Every state has laws authorizing individuals to create simple documents setting out their wishes about the type of medical treatment they do (or do not) want to receive if they are unable to communicate their preferences. These documents may also name someone to make medical decisions on the signer's behalf. These documents are particularly important for unmarried partners and anyone who's not in a relationship. If you don't take the time to prepare them and you become incapacitated, doctors will turn to a family member designated by state law to make medical decisions for you. Most states list spouses, adult children, and parents as top-priority decision makers, making no mention of unmarried partners.
There are two documents that permit you to set out your health care wishes, both grouped under the broad label health care directives or advance directives.
Note that some states combine these two documents into one, which is often called an "advance health care directive," or simply "advance directive."
With a durable power of attorney for finances, you may name someone you trust (called your "attorney-in-fact" or "agent") to handle your finances if you become unable to take care of yourself. Every state recognizes this type of document.
As with documents directing medical care, you should seriously consider making a durable financial power of attorney if you want your partner or friend to manage your money when you aren't able to do so. If you don't prepare the document and you later become incapacitated, your partner, relative, or friend will have to ask a court for authority over your financial affairs.

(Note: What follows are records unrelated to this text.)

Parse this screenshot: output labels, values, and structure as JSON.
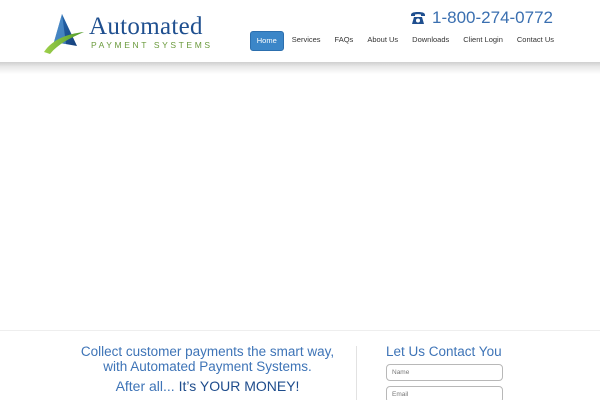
{
  "brand": {
    "name": "Automated",
    "subtitle": "Payment Systems",
    "colors": {
      "primary": "#1f4f8f",
      "accent": "#6a9a3c",
      "link": "#3e74b7"
    }
  },
  "header": {
    "phone": "1-800-274-0772",
    "phone_icon": "telephone-icon"
  },
  "nav": {
    "items": [
      {
        "label": "Home",
        "active": true
      },
      {
        "label": "Services",
        "active": false
      },
      {
        "label": "FAQs",
        "active": false
      },
      {
        "label": "About Us",
        "active": false
      },
      {
        "label": "Downloads",
        "active": false
      },
      {
        "label": "Client Login",
        "active": false
      },
      {
        "label": "Contact Us",
        "active": false
      }
    ],
    "active_color": "#3b86c8"
  },
  "tagline": {
    "line1": "Collect customer payments the smart way,",
    "line2": "with Automated Payment Systems.",
    "line3_prefix": "After all... ",
    "line3_emphasis": "It’s YOUR MONEY!"
  },
  "contact_form": {
    "title": "Let Us Contact You",
    "name_placeholder": "Name",
    "email_placeholder": "Email"
  }
}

These conservatorship proceedings can be time-consuming and expensive. And they can be disastrous for unmarried couples if a judge appoints another family member or even a stranger to take over, especially if your finances have been intertwined with those of your partner for a long time.
You can make your financial power of attorney effective immediately or you can specify that it should go into effect only if you become incapacitated (what's called a "springing" power of attorney). Some people are more comfortable making a springing document. But for couples in long-term, trusting relationships, making the document effective immediately can have advantages. That way, your partner can handle financial transactions for you at any time, even when you're not incapacitated. This can be useful if you are out of town, under the weather, or temporarily unavailable for any other reason.
When you make a durable power of attorney for finances, you can give your partner (or other attorney-in-fact) as much or as little control over your finances as you wish. The powers you grant may include:
As with health care directives, you can make a durable power of attorney for finances if you're at least 18 years old and of sound mind. And you can change or cancel your document at any time—again, as long as you are of sound mind.
There are a number of ways to find the proper health care and power of attorney forms for your state. You don't usually need to consult a lawyer to obtain or prepare them. Here are some good sources for forms and instructions:
Once you've completed the documents for health care and financial power of attorney, you'll need to sign and finalize them. The requirements for this vary from state to state. For the power of attorney, you'll usually need to sign it in the presence of a notary. Some states also require witnesses. When that's the case, the laws might set limits on who may act as a witness.